who are known to perform abortions—they have been too easily targeted by the Right-to-Life fanatics. The essential privacy and safety of a woman’s right to choose could best be provided by her family doctor. There is an influential group of young people called Medical Students for Choice. They have over four thousand medical students and residents on their database. Imagine the impact on access to abortion services if even half of these students and residents became abortion providers. Even a

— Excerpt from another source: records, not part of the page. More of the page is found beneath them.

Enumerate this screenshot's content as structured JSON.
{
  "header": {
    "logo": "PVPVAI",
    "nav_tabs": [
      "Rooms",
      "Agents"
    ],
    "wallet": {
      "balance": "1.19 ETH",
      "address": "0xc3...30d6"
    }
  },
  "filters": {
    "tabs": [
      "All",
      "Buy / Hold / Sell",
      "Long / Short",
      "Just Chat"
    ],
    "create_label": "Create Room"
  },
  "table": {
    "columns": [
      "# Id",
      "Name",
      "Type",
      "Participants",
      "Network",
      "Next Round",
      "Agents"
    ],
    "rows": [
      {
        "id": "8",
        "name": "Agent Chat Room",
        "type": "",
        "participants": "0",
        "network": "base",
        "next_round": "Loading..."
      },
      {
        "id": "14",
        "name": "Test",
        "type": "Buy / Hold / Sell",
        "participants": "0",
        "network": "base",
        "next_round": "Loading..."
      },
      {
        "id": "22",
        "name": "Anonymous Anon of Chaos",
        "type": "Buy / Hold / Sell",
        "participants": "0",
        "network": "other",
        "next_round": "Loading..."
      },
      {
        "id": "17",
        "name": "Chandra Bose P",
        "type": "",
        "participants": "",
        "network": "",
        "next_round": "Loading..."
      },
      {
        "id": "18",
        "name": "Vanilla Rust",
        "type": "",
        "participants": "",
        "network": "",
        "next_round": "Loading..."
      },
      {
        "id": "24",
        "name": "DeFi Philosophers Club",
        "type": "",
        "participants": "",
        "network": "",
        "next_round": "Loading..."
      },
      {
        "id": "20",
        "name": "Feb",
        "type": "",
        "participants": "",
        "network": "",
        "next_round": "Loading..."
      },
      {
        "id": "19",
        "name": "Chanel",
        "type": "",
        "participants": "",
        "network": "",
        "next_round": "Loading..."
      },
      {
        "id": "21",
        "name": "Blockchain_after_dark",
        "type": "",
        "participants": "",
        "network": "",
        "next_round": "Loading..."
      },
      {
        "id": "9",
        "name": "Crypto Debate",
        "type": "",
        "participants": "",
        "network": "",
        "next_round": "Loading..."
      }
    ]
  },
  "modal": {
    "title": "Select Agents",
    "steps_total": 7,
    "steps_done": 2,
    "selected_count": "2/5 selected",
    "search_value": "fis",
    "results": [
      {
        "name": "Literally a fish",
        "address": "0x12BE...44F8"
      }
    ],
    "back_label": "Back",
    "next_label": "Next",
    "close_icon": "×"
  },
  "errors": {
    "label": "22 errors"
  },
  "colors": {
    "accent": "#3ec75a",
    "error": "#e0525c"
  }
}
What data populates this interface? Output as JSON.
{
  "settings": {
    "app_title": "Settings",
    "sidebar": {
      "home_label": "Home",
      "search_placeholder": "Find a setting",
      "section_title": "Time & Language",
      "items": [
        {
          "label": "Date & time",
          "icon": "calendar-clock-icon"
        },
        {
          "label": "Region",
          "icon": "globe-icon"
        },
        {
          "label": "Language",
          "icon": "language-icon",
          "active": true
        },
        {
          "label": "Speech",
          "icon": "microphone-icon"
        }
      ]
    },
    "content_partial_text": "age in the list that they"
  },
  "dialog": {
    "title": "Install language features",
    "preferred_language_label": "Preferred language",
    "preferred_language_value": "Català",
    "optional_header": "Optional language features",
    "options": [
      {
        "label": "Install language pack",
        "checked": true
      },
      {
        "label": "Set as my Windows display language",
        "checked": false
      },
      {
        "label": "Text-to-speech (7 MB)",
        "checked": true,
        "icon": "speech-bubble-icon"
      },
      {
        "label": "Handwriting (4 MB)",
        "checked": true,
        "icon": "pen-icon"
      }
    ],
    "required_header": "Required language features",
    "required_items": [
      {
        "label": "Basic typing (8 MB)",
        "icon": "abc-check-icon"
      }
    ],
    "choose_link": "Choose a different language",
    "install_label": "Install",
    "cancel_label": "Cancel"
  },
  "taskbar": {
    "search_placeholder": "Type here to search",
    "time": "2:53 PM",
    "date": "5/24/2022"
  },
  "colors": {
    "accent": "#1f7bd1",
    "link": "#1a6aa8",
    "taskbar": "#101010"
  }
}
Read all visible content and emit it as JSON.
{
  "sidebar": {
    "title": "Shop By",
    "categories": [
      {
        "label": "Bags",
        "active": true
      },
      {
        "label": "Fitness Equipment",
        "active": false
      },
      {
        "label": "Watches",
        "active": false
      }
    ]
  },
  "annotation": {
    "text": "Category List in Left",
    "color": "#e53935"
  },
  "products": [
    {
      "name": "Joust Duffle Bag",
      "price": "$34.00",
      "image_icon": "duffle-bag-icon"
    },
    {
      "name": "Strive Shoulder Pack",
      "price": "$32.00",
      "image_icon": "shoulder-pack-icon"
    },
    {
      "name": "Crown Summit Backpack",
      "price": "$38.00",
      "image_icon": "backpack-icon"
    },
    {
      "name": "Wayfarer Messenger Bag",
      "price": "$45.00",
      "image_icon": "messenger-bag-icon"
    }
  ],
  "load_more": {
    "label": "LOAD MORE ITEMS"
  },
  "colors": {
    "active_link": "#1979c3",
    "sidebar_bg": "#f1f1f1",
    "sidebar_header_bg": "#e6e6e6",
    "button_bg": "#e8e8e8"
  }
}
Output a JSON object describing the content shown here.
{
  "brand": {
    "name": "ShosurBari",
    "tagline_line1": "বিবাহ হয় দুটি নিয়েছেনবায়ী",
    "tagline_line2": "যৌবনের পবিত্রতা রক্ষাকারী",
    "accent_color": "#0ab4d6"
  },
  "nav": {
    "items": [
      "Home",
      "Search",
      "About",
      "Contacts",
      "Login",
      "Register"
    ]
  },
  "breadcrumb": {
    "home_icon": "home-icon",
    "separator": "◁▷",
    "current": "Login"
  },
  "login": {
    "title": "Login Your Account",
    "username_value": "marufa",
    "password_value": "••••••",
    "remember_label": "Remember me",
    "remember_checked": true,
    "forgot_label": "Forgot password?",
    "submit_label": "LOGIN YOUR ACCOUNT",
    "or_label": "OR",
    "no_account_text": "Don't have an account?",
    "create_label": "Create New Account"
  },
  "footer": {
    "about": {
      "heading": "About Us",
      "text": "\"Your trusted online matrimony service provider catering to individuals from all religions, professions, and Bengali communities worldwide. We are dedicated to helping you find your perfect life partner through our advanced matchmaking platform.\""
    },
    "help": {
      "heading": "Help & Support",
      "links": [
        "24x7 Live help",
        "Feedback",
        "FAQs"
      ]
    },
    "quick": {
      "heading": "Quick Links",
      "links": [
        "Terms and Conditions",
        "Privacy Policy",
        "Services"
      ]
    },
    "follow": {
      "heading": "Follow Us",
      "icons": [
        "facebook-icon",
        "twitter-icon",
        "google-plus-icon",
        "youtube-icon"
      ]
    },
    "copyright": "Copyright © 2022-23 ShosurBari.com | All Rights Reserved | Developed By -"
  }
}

P L E T E L Y H E A L E D n early 1989, when my seventh novel, A Prayer for Owen Meany, was about to be published, I was at loose ends. My screenplay of The Cider House Rules was in its fourth year of not going into production, and I was a recently retired wrestling coach who was between novels. I don’t like being “between novels,” especially when a new novel is being published and I haven’t the next novel firmly in mind. (What would turn out to be my eighth novel, A Son of the Circus, was a
the movie, Candy never stops loving Wally; she just can’t stand worrying about him. Being with Homer helps Candy not to think about Wally away at the war. What Lasse understood about the Homer-Candy-Wally situation was not only that it shouldn’t overshadow Homer’s relationship with Dr. Larch or Homer’s discovery of Mr. Rose’s relationship with his daughter; Lasse also knew that Homer’s love affair with Candy was not a true romance. Only in Homer’s eyes does his relationship with Candy have
length was not a problem for me. Virtually all my notes to Lasse, on the first cut, were as follows. 6190_Irving_17_js.qxd 8/23/99 5:46 PM Page 118 1 1 8 J O H N I R V I N G Reduce Candy’s dialogue while she is getting in the car to leave the orphanage after her abortion. Lose Wally’s lobster joke—to Candy and Homer, when they are leaving St. Cloud’s. Trim the interplay between Homer and Candy and Wally on the beach. Trim Candy’s dialogue, and especially her degree of sexual
experience with dilatation and curettage that he would know what Fuzzy Stone resembled: he looked like an embryo—Fuzzy Stone looked like a walking, talking fetus. That was what was peculiar about the way you could almost see through Fuzzy’s skin, and his slightly caved-in shape; that was what made him appear so especially vulnerable. He looked as if he were not yet alive but still in some stage of development that should properly be carried on inside the womb.” How similar this is to my